Problem requirements: From the records below, pull each line that has "JSON".

Top of Records shown

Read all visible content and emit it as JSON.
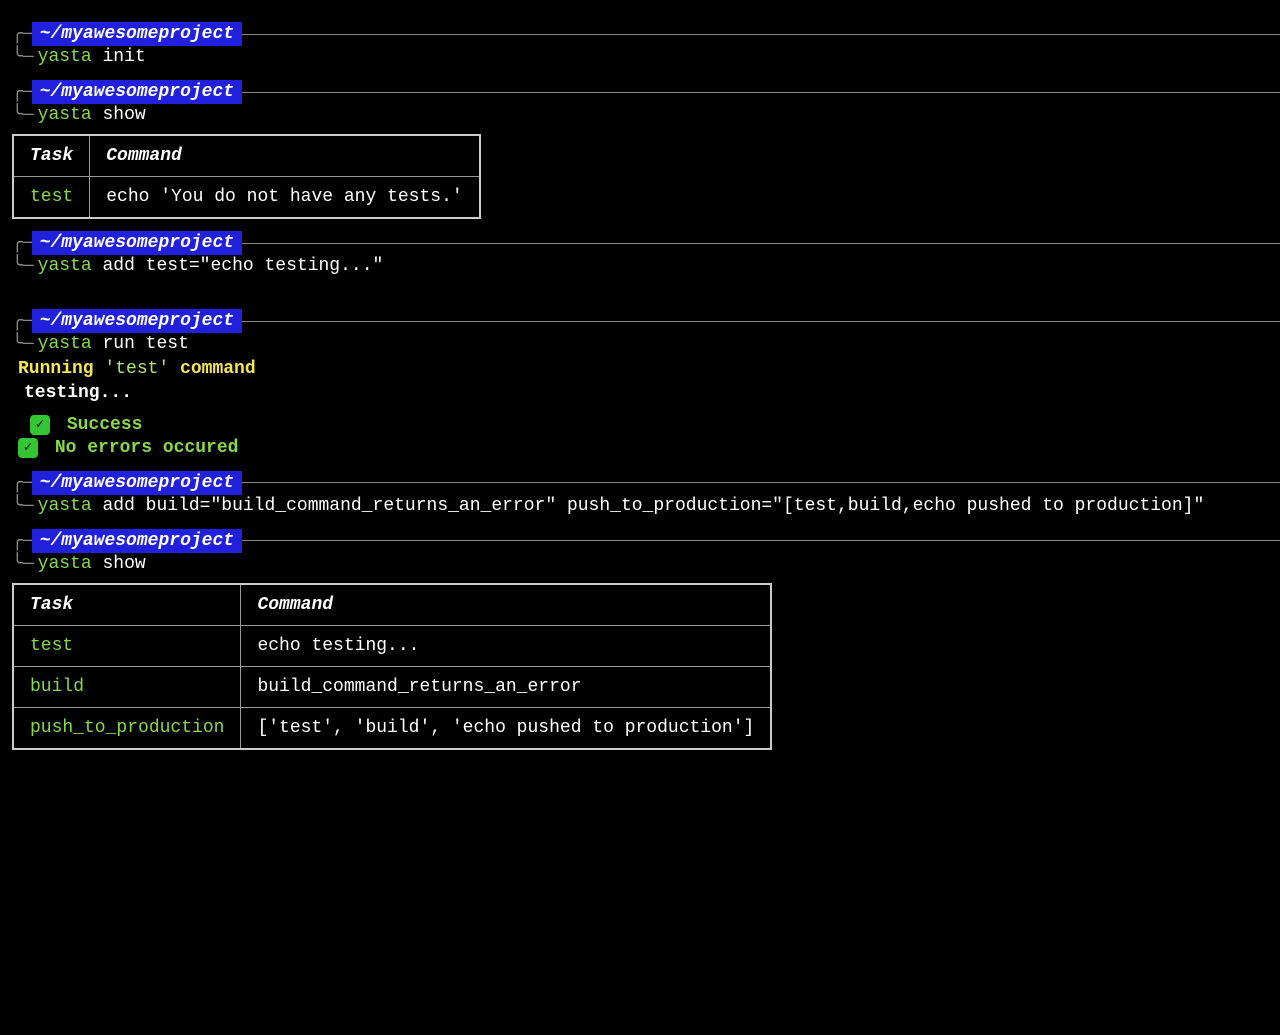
{
  "prompts": [
    {
      "path": "~/myawesomeproject",
      "tool": "yasta",
      "args": "init"
    },
    {
      "path": "~/myawesomeproject",
      "tool": "yasta",
      "args": "show"
    },
    {
      "path": "~/myawesomeproject",
      "tool": "yasta",
      "args": "add test=\"echo testing...\""
    },
    {
      "path": "~/myawesomeproject",
      "tool": "yasta",
      "args": "run test"
    },
    {
      "path": "~/myawesomeproject",
      "tool": "yasta",
      "args": "add build=\"build_command_returns_an_error\" push_to_production=\"[test,build,echo pushed to production]\""
    },
    {
      "path": "~/myawesomeproject",
      "tool": "yasta",
      "args": "show"
    }
  ],
  "table1": {
    "headers": [
      "Task",
      "Command"
    ],
    "rows": [
      {
        "task": "test",
        "command": "echo 'You do not have any tests.'"
      }
    ]
  },
  "run_output": {
    "running_prefix": "Running ",
    "running_quoted": "'test'",
    "running_suffix": " command",
    "stdout": "testing...",
    "success": "Success",
    "no_errors": "No errors occured"
  },
  "table2": {
    "headers": [
      "Task",
      "Command"
    ],
    "rows": [
      {
        "task": "test",
        "command": "echo testing..."
      },
      {
        "task": "build",
        "command": "build_command_returns_an_error"
      },
      {
        "task": "push_to_production",
        "command": "['test', 'build', 'echo pushed to production']"
      }
    ]
  },
  "icons": {
    "check": "✓"
  }
}
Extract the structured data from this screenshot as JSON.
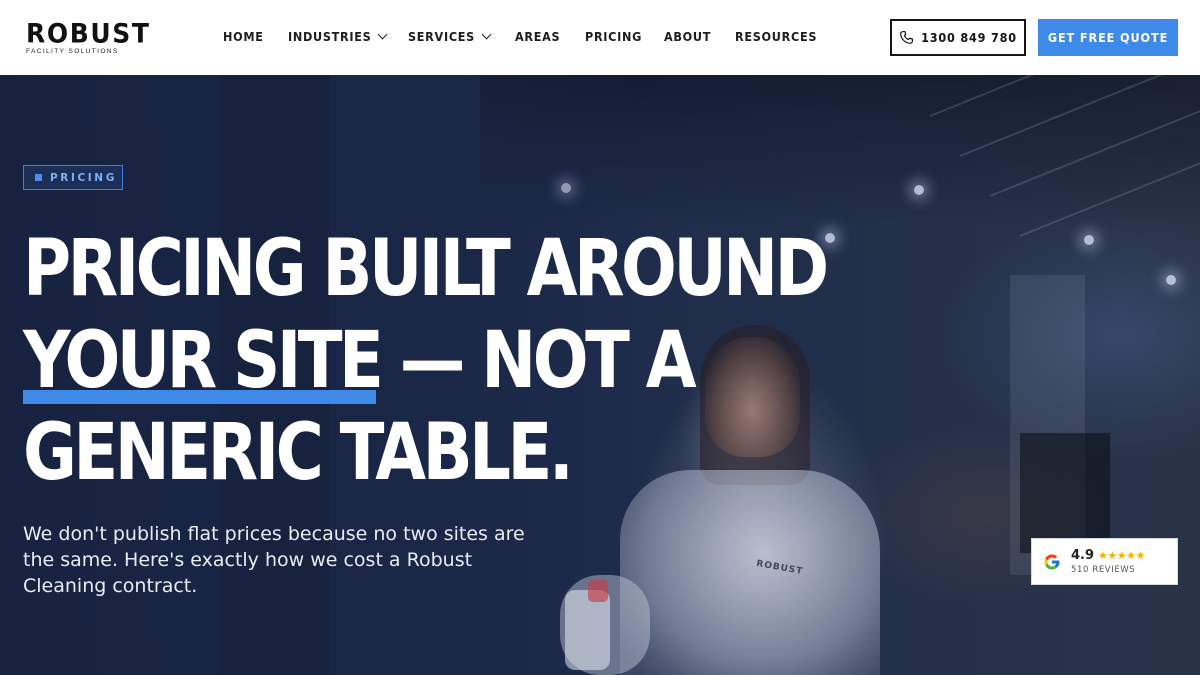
{
  "brand": {
    "name": "ROBUST",
    "tagline": "FACILITY SOLUTIONS"
  },
  "nav": {
    "items": [
      {
        "label": "HOME",
        "dropdown": false
      },
      {
        "label": "INDUSTRIES",
        "dropdown": true
      },
      {
        "label": "SERVICES",
        "dropdown": true
      },
      {
        "label": "AREAS",
        "dropdown": false
      },
      {
        "label": "PRICING",
        "dropdown": false
      },
      {
        "label": "ABOUT",
        "dropdown": false
      },
      {
        "label": "RESOURCES",
        "dropdown": false
      }
    ],
    "phone": "1300 849 780",
    "cta": "GET FREE QUOTE"
  },
  "hero": {
    "badge": "PRICING",
    "headline": {
      "line1": "PRICING BUILT AROUND",
      "line2_highlight": "YOUR SITE",
      "line2_rest": " — NOT A",
      "line3": "GENERIC TABLE."
    },
    "subtext": "We don't publish flat prices because no two sites are the same. Here's exactly how we cost a Robust Cleaning contract.",
    "shirt_logo": "ROBUST"
  },
  "review": {
    "icon": "google-icon",
    "rating": "4.9",
    "stars": 5,
    "count_label": "510 REVIEWS"
  },
  "colors": {
    "accent": "#3f8ae9",
    "hero_overlay": "#1c2a4d",
    "star": "#f5b301"
  }
}
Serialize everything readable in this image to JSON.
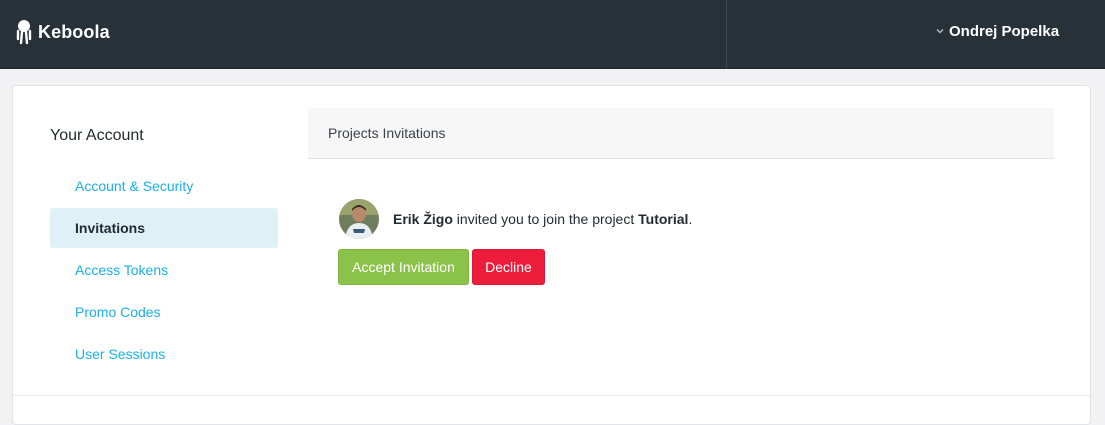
{
  "brand": {
    "name": "Keboola",
    "logo_icon": "octopus-logo-icon"
  },
  "header": {
    "user_name": "Ondrej Popelka",
    "user_menu_icon": "chevron-down-icon"
  },
  "sidebar": {
    "title": "Your Account",
    "items": [
      {
        "label": "Account & Security",
        "active": false
      },
      {
        "label": "Invitations",
        "active": true
      },
      {
        "label": "Access Tokens",
        "active": false
      },
      {
        "label": "Promo Codes",
        "active": false
      },
      {
        "label": "User Sessions",
        "active": false
      }
    ]
  },
  "main": {
    "panel_title": "Projects Invitations",
    "invitation": {
      "inviter": "Erik Žigo",
      "message": " invited you to join the project ",
      "project": "Tutorial",
      "suffix": ".",
      "accept_label": "Accept Invitation",
      "decline_label": "Decline"
    }
  },
  "colors": {
    "topbar": "#283038",
    "link": "#1ab1e6",
    "active_nav_bg": "#dff0f6",
    "accept": "#8bc34a",
    "decline": "#ed1c3a"
  }
}
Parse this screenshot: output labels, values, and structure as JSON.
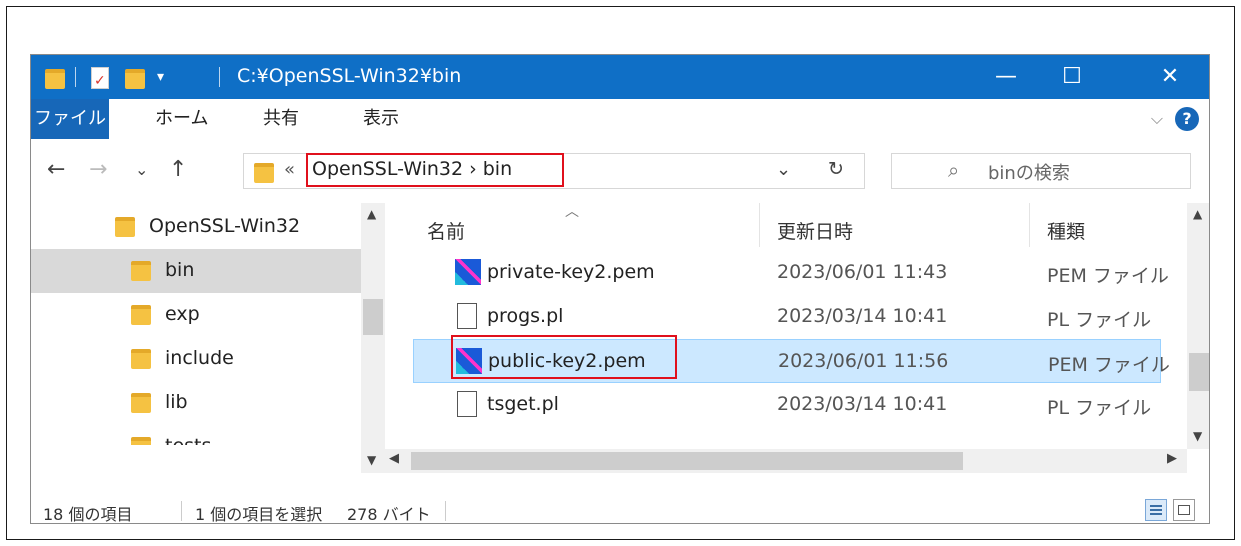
{
  "window": {
    "path_title": "C:¥OpenSSL-Win32¥bin",
    "minimize": "—",
    "maximize": "☐",
    "close": "✕"
  },
  "ribbon": {
    "tabs": [
      "ファイル",
      "ホーム",
      "共有",
      "表示"
    ],
    "collapse": "⌵",
    "help": "?"
  },
  "nav": {
    "back": "←",
    "forward": "→",
    "recent": "⌄",
    "up": "↑",
    "overflow": "«",
    "breadcrumb": "OpenSSL-Win32  ›  bin",
    "dropdown": "⌄",
    "refresh": "↻",
    "search_placeholder": "binの検索",
    "search_icon": "⌕"
  },
  "tree": {
    "items": [
      "OpenSSL-Win32",
      "bin",
      "exp",
      "include",
      "lib",
      "tests"
    ],
    "selected_index": 1
  },
  "files": {
    "columns": [
      "名前",
      "更新日時",
      "種類"
    ],
    "rows": [
      {
        "name": "private-key2.pem",
        "modified": "2023/06/01 11:43",
        "type": "PEM ファイル",
        "icon": "pem-file-icon"
      },
      {
        "name": "progs.pl",
        "modified": "2023/03/14 10:41",
        "type": "PL ファイル",
        "icon": "document-icon"
      },
      {
        "name": "public-key2.pem",
        "modified": "2023/06/01 11:56",
        "type": "PEM ファイル",
        "icon": "pem-file-icon"
      },
      {
        "name": "tsget.pl",
        "modified": "2023/03/14 10:41",
        "type": "PL ファイル",
        "icon": "document-icon"
      }
    ],
    "selected_index": 2
  },
  "status": {
    "item_count": "18 個の項目",
    "selection": "1 個の項目を選択",
    "size": "278 バイト"
  },
  "colors": {
    "title_bar": "#0f6fc6",
    "file_tab": "#1767b8",
    "selection": "#cce8ff",
    "highlight_box": "#e0101c",
    "folder": "#f5c242"
  }
}
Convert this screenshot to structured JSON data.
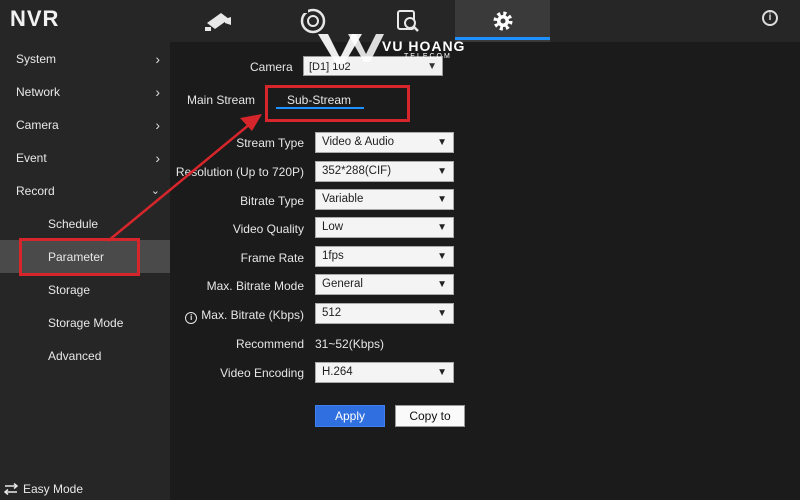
{
  "app": {
    "brand": "NVR"
  },
  "topbar": {
    "icons": [
      {
        "name": "camera-icon"
      },
      {
        "name": "playback-icon"
      },
      {
        "name": "search-icon"
      },
      {
        "name": "settings-icon",
        "active": true
      }
    ],
    "info": "i"
  },
  "sidebar": {
    "items": [
      {
        "label": "System"
      },
      {
        "label": "Network"
      },
      {
        "label": "Camera"
      },
      {
        "label": "Event"
      },
      {
        "label": "Record",
        "expanded": true
      }
    ],
    "sub_items": [
      {
        "label": "Schedule"
      },
      {
        "label": "Parameter",
        "active": true
      },
      {
        "label": "Storage"
      },
      {
        "label": "Storage Mode"
      },
      {
        "label": "Advanced"
      }
    ],
    "easy_mode": "Easy Mode"
  },
  "camera": {
    "label": "Camera",
    "value": "[D1] 102"
  },
  "tabs": {
    "main_stream": "Main Stream",
    "sub_stream": "Sub-Stream",
    "active": "Sub-Stream"
  },
  "form": {
    "stream_type": {
      "label": "Stream Type",
      "value": "Video & Audio"
    },
    "resolution": {
      "label": "Resolution (Up to 720P)",
      "value": "352*288(CIF)"
    },
    "bitrate_type": {
      "label": "Bitrate Type",
      "value": "Variable"
    },
    "video_quality": {
      "label": "Video Quality",
      "value": "Low"
    },
    "frame_rate": {
      "label": "Frame Rate",
      "value": "1fps"
    },
    "max_bitrate_mode": {
      "label": "Max. Bitrate Mode",
      "value": "General"
    },
    "max_bitrate": {
      "label": "Max. Bitrate (Kbps)",
      "value": "512"
    },
    "recommend": {
      "label": "Recommend",
      "value": "31~52(Kbps)"
    },
    "video_encoding": {
      "label": "Video Encoding",
      "value": "H.264"
    }
  },
  "buttons": {
    "apply": "Apply",
    "copy_to": "Copy to"
  },
  "watermark": {
    "title": "VU HOANG",
    "subtitle": "TELECOM"
  },
  "colors": {
    "accent": "#1e90ff",
    "apply": "#2f6fe0",
    "annotation": "#d7262b",
    "background": "#1b1b1b",
    "sidebar": "#262626"
  }
}
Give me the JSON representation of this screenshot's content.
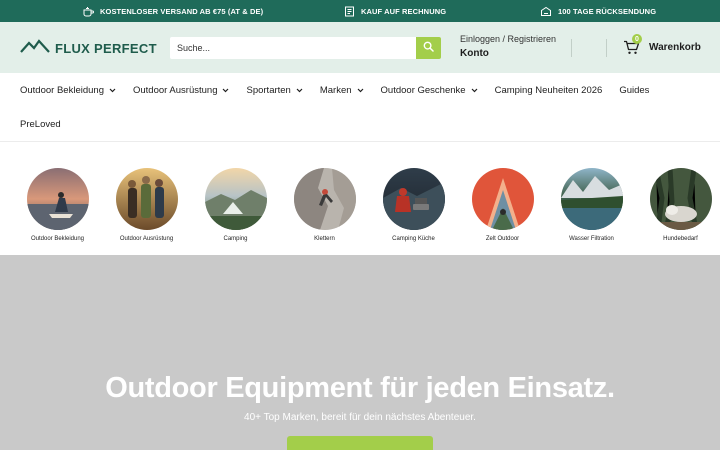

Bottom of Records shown

Exercise answer:
Read all visible content and emit it as JSON.
Extract the structured data from this screenshot as JSON.
Serialize everything readable in this image to JSON.
Parse this screenshot: output labels, values, and structure as JSON.
Convert this screenshot to structured JSON data.
Give me the JSON representation of this screenshot's content.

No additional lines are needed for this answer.